● **What you will do**
No pictures should be carried over. Output all other parts of the entries verbatim.

(Data section)

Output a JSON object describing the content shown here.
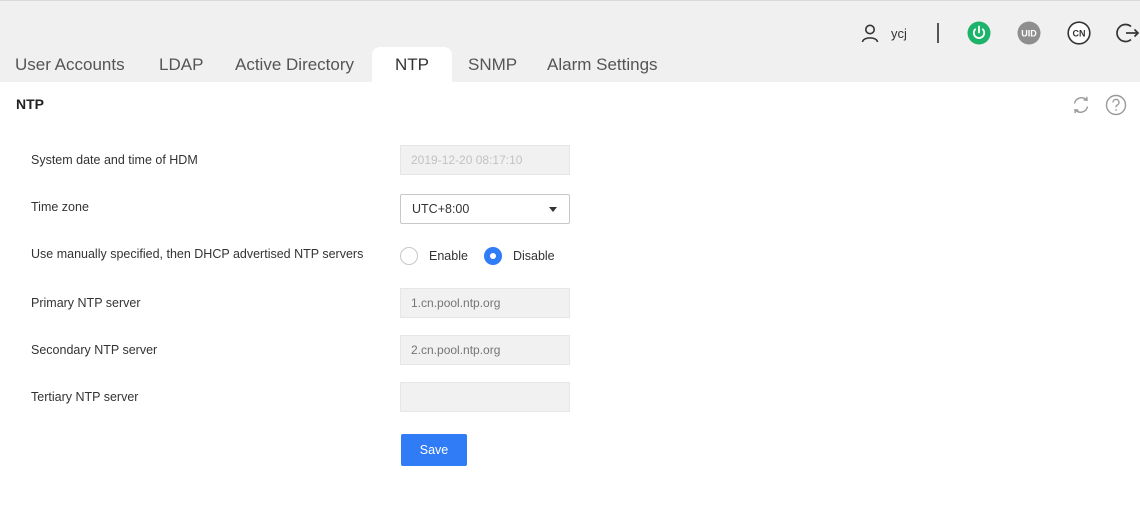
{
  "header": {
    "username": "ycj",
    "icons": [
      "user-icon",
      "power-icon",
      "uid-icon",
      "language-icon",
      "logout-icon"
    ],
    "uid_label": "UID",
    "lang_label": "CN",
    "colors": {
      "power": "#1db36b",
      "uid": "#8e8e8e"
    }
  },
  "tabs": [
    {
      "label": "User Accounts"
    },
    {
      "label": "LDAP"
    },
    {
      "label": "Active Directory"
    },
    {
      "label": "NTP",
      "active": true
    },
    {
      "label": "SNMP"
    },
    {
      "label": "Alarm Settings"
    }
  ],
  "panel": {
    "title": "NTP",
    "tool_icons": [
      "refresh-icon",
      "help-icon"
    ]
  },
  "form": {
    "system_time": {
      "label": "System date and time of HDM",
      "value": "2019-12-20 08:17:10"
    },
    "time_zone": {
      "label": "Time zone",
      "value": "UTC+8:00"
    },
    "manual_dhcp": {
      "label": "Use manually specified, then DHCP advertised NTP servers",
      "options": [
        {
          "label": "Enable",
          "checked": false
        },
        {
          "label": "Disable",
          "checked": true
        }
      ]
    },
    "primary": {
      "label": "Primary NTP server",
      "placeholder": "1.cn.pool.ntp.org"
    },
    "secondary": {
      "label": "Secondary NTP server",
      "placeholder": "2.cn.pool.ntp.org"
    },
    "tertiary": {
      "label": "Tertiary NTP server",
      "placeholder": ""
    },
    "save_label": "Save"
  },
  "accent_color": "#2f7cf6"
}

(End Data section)

● **Task response**
Output a JSON object describing the content shown here.
{
  "header": {
    "username": "ycj",
    "icons": [
      "user-icon",
      "power-icon",
      "uid-icon",
      "language-icon",
      "logout-icon"
    ],
    "uid_label": "UID",
    "lang_label": "CN",
    "colors": {
      "power": "#1db36b",
      "uid": "#8e8e8e"
    }
  },
  "tabs": [
    {
      "label": "User Accounts"
    },
    {
      "label": "LDAP"
    },
    {
      "label": "Active Directory"
    },
    {
      "label": "NTP",
      "active": true
    },
    {
      "label": "SNMP"
    },
    {
      "label": "Alarm Settings"
    }
  ],
  "panel": {
    "title": "NTP",
    "tool_icons": [
      "refresh-icon",
      "help-icon"
    ]
  },
  "form": {
    "system_time": {
      "label": "System date and time of HDM",
      "value": "2019-12-20 08:17:10"
    },
    "time_zone": {
      "label": "Time zone",
      "value": "UTC+8:00"
    },
    "manual_dhcp": {
      "label": "Use manually specified, then DHCP advertised NTP servers",
      "options": [
        {
          "label": "Enable",
          "checked": false
        },
        {
          "label": "Disable",
          "checked": true
        }
      ]
    },
    "primary": {
      "label": "Primary NTP server",
      "placeholder": "1.cn.pool.ntp.org"
    },
    "secondary": {
      "label": "Secondary NTP server",
      "placeholder": "2.cn.pool.ntp.org"
    },
    "tertiary": {
      "label": "Tertiary NTP server",
      "placeholder": ""
    },
    "save_label": "Save"
  },
  "accent_color": "#2f7cf6"
}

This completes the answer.